It's going to be hard to realign my brain so that I don't continually feel that I need to do more, and instead, do the things I want to do without feeling guilty about it. But I'm going to give it a shot. I'm going to continue to work - and hopefully do a great job for my clients - but I'm not going to take on too much. I'm not going for global domination anymore. I'm going to attempt to reclaim my life. And that's quite a big goal for a grey Wednesday morning.

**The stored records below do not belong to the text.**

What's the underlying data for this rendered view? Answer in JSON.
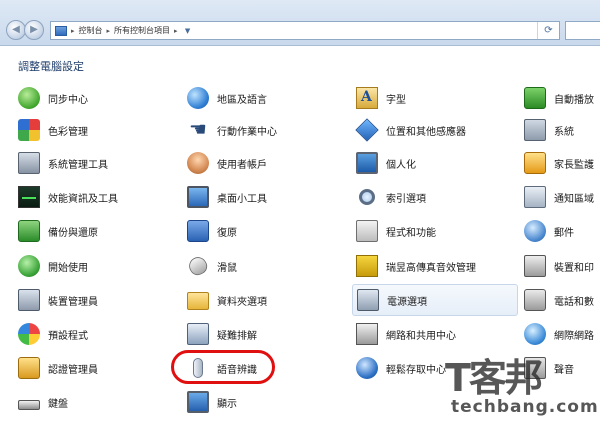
{
  "address_bar": {
    "crumbs": [
      "控制台",
      "所有控制台項目"
    ],
    "separator": "▸"
  },
  "page_title": "調整電腦設定",
  "items": [
    {
      "label": "同步中心",
      "icon": "sync-center-icon"
    },
    {
      "label": "地區及語言",
      "icon": "region-language-icon"
    },
    {
      "label": "字型",
      "icon": "fonts-icon"
    },
    {
      "label": "自動播放",
      "icon": "autoplay-icon"
    },
    {
      "label": "色彩管理",
      "icon": "color-management-icon"
    },
    {
      "label": "行動作業中心",
      "icon": "action-center-icon"
    },
    {
      "label": "位置和其他感應器",
      "icon": "location-sensors-icon"
    },
    {
      "label": "系統",
      "icon": "system-icon"
    },
    {
      "label": "系統管理工具",
      "icon": "admin-tools-icon"
    },
    {
      "label": "使用者帳戶",
      "icon": "user-accounts-icon"
    },
    {
      "label": "個人化",
      "icon": "personalization-icon"
    },
    {
      "label": "家長監護",
      "icon": "parental-controls-icon"
    },
    {
      "label": "效能資訊及工具",
      "icon": "performance-icon"
    },
    {
      "label": "桌面小工具",
      "icon": "desktop-gadgets-icon"
    },
    {
      "label": "索引選項",
      "icon": "indexing-options-icon"
    },
    {
      "label": "通知區域",
      "icon": "notification-area-icon"
    },
    {
      "label": "備份與還原",
      "icon": "backup-restore-icon"
    },
    {
      "label": "復原",
      "icon": "recovery-icon"
    },
    {
      "label": "程式和功能",
      "icon": "programs-features-icon"
    },
    {
      "label": "郵件",
      "icon": "mail-icon"
    },
    {
      "label": "開始使用",
      "icon": "getting-started-icon"
    },
    {
      "label": "滑鼠",
      "icon": "mouse-icon"
    },
    {
      "label": "瑞昱高傳真音效管理",
      "icon": "realtek-audio-icon"
    },
    {
      "label": "裝置和印",
      "icon": "devices-printers-icon"
    },
    {
      "label": "裝置管理員",
      "icon": "device-manager-icon"
    },
    {
      "label": "資料夾選項",
      "icon": "folder-options-icon"
    },
    {
      "label": "電源選項",
      "icon": "power-options-icon"
    },
    {
      "label": "電話和數",
      "icon": "phone-modem-icon"
    },
    {
      "label": "預設程式",
      "icon": "default-programs-icon"
    },
    {
      "label": "疑難排解",
      "icon": "troubleshooting-icon"
    },
    {
      "label": "網路和共用中心",
      "icon": "network-sharing-icon"
    },
    {
      "label": "網際網路",
      "icon": "internet-options-icon"
    },
    {
      "label": "認證管理員",
      "icon": "credential-manager-icon"
    },
    {
      "label": "語音辨識",
      "icon": "speech-recognition-icon"
    },
    {
      "label": "輕鬆存取中心",
      "icon": "ease-of-access-icon"
    },
    {
      "label": "聲音",
      "icon": "sound-icon"
    },
    {
      "label": "鍵盤",
      "icon": "keyboard-icon"
    },
    {
      "label": "顯示",
      "icon": "display-icon"
    }
  ],
  "watermark": {
    "main": "T客邦",
    "sub": "techbang.com"
  }
}
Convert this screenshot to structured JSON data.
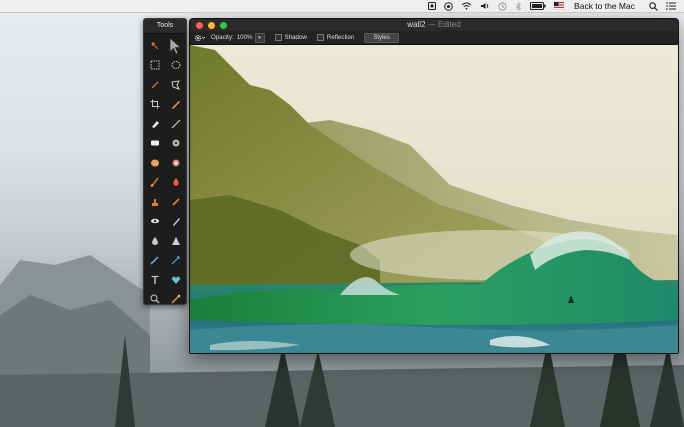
{
  "menubar": {
    "user_name": "Back to the Mac"
  },
  "tools_panel": {
    "title": "Tools"
  },
  "window": {
    "title": "wall2",
    "title_separator": "—",
    "edited_label": "Edited"
  },
  "options_bar": {
    "opacity_label": "Opacity:",
    "opacity_value": "100%",
    "shadow_label": "Shadow",
    "reflection_label": "Reflection",
    "styles_button": "Styles"
  }
}
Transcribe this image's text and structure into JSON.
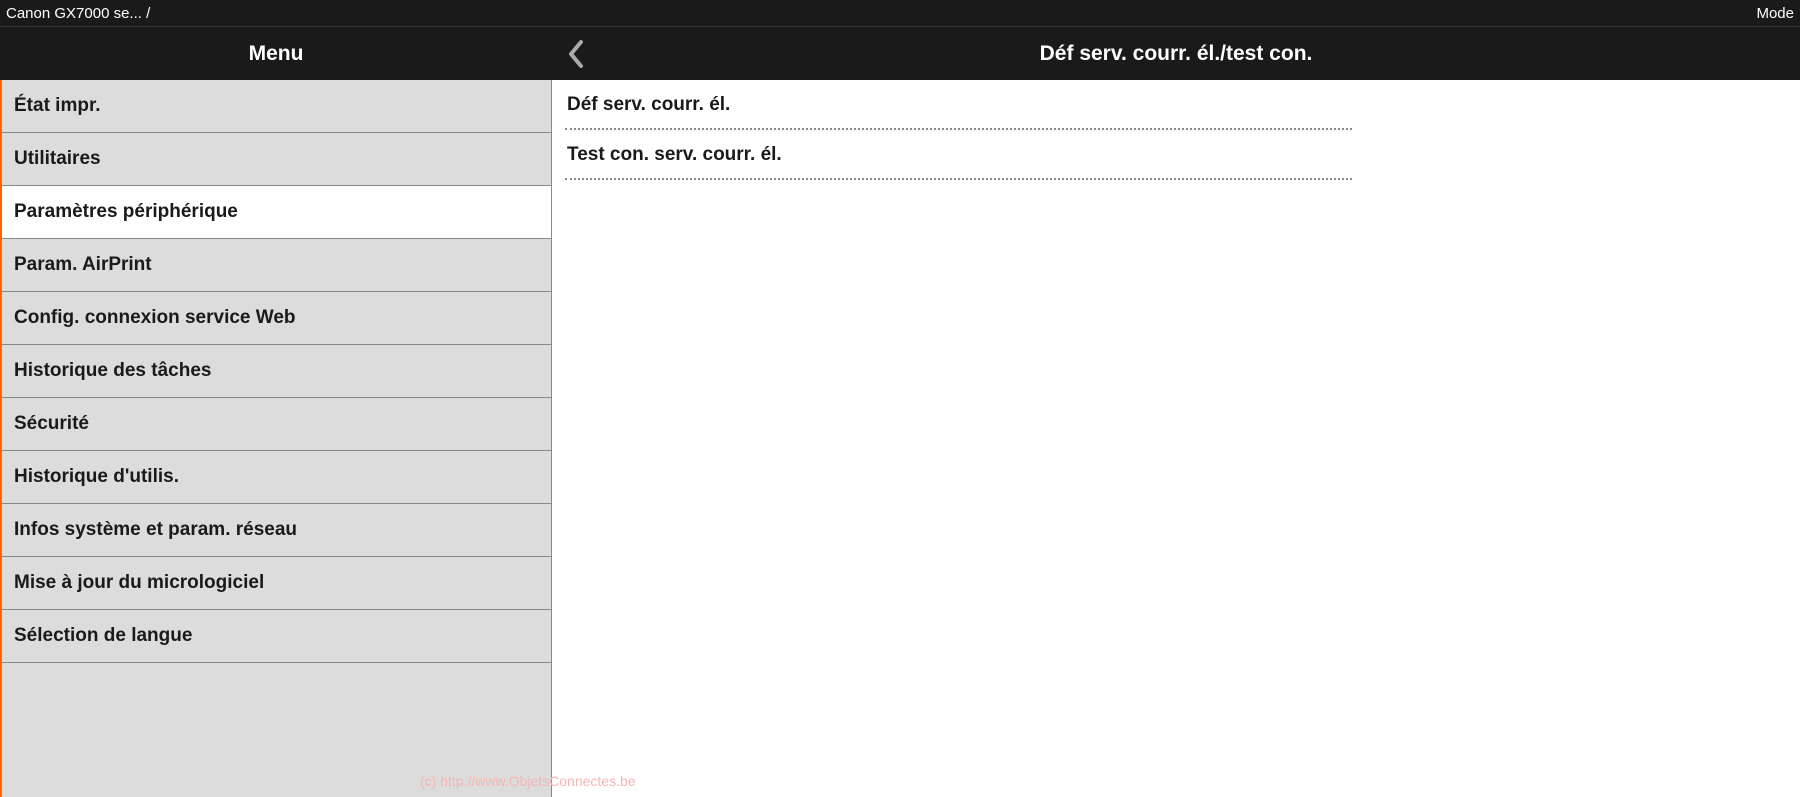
{
  "topbar": {
    "breadcrumb": "Canon GX7000 se... /",
    "right": "Mode"
  },
  "header": {
    "menu_label": "Menu",
    "content_title": "Déf serv. courr. él./test con."
  },
  "sidebar": {
    "items": [
      {
        "label": "État impr.",
        "selected": false
      },
      {
        "label": "Utilitaires",
        "selected": false
      },
      {
        "label": "Paramètres périphérique",
        "selected": true
      },
      {
        "label": "Param. AirPrint",
        "selected": false
      },
      {
        "label": "Config. connexion service Web",
        "selected": false
      },
      {
        "label": "Historique des tâches",
        "selected": false
      },
      {
        "label": "Sécurité",
        "selected": false
      },
      {
        "label": "Historique d'utilis.",
        "selected": false
      },
      {
        "label": "Infos système et param. réseau",
        "selected": false
      },
      {
        "label": "Mise à jour du micrologiciel",
        "selected": false
      },
      {
        "label": "Sélection de langue",
        "selected": false
      }
    ]
  },
  "content": {
    "items": [
      {
        "label": "Déf serv. courr. él."
      },
      {
        "label": "Test con. serv. courr. él."
      }
    ]
  },
  "watermark": "(c) http://www.ObjetsConnectes.be"
}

I only have one other thing to add to this convoluted blog post. Hooray for the American people finally getting it right! I've had my children glued to BBC News 24 (in between snatches of Cbeebies) as the US Presidential Election has run it's course, trying to explain to them the importance of Barack Obama being elected as the first black president of the USA. I've never explained the concept of race to my children. It's quite a tricky thing to do as children don't seem to see different races. People are just people to them. Which is lovely. And I feel awful for even making them aware of the differences. But one day they will be able to say that they watched as the first black man came to lead America. OR perhaps they won't remember it anymore than they will the delights of the Shiny Show. But at least I can tell them that they did.